Data about app and page elements
=== Begin Enclosure ===
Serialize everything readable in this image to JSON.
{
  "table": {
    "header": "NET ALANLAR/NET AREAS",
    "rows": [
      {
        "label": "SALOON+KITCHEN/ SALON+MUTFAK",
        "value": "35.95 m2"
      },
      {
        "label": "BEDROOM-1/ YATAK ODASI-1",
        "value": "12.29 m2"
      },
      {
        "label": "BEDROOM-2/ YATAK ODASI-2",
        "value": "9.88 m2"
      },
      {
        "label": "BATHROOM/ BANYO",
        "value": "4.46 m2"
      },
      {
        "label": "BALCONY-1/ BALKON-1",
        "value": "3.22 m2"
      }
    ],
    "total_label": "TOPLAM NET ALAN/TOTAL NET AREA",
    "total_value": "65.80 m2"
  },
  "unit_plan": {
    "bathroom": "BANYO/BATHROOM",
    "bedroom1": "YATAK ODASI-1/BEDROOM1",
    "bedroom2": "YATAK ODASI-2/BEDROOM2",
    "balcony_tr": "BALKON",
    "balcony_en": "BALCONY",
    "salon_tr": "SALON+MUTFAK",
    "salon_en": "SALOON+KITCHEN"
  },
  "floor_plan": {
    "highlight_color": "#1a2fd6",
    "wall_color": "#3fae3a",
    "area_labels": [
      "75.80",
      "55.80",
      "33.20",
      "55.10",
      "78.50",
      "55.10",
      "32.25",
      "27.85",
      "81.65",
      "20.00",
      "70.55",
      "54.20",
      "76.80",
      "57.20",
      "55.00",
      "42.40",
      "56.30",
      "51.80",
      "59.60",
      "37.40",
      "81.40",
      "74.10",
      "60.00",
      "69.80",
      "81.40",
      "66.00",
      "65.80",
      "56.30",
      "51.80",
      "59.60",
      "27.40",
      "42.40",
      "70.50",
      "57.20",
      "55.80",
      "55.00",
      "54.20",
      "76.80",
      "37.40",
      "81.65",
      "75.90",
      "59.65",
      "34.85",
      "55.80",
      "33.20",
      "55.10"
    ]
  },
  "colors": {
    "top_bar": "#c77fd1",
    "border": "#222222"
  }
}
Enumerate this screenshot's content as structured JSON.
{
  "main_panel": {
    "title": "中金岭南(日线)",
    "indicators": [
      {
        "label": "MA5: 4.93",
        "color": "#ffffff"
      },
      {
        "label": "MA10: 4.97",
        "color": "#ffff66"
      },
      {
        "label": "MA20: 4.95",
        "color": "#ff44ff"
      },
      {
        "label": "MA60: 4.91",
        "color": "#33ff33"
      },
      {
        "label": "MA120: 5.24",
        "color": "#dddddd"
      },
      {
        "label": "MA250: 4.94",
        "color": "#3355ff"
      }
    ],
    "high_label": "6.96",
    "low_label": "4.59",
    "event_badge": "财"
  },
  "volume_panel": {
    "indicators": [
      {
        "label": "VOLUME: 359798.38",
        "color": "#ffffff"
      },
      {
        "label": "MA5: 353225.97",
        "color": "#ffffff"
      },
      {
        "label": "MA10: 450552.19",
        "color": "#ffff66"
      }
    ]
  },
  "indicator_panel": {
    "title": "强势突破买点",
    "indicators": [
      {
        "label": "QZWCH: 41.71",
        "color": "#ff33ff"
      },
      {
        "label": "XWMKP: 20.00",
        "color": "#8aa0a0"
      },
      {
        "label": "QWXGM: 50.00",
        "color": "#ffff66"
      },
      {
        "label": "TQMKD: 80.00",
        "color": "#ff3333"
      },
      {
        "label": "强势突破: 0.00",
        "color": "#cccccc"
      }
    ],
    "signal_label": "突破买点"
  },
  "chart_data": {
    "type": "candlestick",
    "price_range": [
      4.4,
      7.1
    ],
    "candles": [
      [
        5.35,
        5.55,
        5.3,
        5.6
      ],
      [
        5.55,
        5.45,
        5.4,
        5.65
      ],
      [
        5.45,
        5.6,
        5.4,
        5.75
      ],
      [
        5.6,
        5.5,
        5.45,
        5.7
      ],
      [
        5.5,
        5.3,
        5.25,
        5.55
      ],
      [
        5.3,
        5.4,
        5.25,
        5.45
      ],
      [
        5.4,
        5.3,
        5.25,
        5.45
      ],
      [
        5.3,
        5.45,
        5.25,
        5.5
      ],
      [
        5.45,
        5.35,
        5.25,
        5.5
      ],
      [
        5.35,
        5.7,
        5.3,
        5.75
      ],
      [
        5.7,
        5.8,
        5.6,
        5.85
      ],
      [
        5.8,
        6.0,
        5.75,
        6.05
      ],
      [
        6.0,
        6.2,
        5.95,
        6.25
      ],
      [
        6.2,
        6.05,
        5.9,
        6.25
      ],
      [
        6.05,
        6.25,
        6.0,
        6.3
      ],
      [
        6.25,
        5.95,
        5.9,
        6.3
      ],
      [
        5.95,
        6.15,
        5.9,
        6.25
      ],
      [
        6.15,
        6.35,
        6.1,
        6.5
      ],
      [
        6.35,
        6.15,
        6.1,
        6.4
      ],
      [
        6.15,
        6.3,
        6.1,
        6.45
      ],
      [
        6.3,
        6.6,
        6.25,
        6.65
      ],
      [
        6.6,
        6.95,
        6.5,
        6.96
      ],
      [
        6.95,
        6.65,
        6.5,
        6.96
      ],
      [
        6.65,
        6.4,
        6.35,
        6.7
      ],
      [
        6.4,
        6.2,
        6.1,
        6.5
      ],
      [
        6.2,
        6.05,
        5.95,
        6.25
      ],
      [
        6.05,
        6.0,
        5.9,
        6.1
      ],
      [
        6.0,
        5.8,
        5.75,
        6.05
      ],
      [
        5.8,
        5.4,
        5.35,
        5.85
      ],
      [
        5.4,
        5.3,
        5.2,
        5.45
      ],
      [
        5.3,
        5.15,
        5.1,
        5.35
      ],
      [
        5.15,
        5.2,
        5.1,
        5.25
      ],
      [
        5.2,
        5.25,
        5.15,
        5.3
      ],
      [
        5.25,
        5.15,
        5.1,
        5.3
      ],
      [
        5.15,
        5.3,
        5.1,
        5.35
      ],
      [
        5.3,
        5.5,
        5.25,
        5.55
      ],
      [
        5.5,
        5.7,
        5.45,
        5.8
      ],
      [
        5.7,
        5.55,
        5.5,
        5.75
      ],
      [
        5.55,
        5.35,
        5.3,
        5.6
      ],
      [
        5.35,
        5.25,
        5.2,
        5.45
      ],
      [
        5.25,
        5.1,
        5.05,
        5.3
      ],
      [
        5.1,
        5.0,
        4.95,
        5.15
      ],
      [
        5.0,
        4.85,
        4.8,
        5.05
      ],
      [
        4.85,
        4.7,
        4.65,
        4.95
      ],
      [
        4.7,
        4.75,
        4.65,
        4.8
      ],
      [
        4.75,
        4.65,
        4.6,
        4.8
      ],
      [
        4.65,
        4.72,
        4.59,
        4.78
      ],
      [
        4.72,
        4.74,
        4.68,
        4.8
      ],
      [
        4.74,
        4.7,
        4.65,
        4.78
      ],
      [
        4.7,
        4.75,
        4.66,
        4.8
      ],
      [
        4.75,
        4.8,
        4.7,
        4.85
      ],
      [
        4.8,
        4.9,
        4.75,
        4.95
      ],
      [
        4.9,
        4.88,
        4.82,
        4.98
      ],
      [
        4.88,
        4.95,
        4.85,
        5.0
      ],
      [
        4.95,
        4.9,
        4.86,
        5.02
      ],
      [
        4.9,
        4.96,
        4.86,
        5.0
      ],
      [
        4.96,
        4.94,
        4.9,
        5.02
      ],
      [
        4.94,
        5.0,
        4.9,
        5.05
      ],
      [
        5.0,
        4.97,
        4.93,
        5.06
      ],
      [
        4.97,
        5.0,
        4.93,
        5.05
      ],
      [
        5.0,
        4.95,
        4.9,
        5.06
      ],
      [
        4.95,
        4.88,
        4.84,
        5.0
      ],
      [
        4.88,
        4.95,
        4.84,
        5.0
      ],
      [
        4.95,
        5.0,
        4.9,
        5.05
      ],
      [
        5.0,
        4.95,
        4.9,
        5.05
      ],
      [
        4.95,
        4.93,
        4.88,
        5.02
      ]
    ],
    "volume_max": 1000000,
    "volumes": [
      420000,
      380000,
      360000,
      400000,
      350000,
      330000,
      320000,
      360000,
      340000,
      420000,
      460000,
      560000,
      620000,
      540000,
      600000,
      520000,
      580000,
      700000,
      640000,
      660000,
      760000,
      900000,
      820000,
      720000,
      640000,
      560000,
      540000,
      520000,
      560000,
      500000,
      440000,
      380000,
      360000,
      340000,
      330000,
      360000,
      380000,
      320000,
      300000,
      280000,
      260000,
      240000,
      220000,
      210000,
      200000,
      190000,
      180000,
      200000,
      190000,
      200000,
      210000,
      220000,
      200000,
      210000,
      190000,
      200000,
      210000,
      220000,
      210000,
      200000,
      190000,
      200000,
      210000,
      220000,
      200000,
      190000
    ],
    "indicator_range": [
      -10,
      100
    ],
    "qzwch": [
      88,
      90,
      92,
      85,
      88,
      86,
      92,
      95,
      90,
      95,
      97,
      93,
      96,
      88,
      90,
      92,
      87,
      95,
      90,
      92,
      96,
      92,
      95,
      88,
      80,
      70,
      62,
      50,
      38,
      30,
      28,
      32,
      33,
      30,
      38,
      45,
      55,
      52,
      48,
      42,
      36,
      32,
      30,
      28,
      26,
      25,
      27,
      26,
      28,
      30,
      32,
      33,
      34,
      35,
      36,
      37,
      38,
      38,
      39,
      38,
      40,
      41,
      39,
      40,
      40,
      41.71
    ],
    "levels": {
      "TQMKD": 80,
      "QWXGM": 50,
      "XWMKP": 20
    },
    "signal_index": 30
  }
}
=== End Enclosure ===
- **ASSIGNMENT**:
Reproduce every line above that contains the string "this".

- **EXERCISE ANSWER**:
Serialize everything readable in this image to JSON.
Enumerate this screenshot's content as structured JSON.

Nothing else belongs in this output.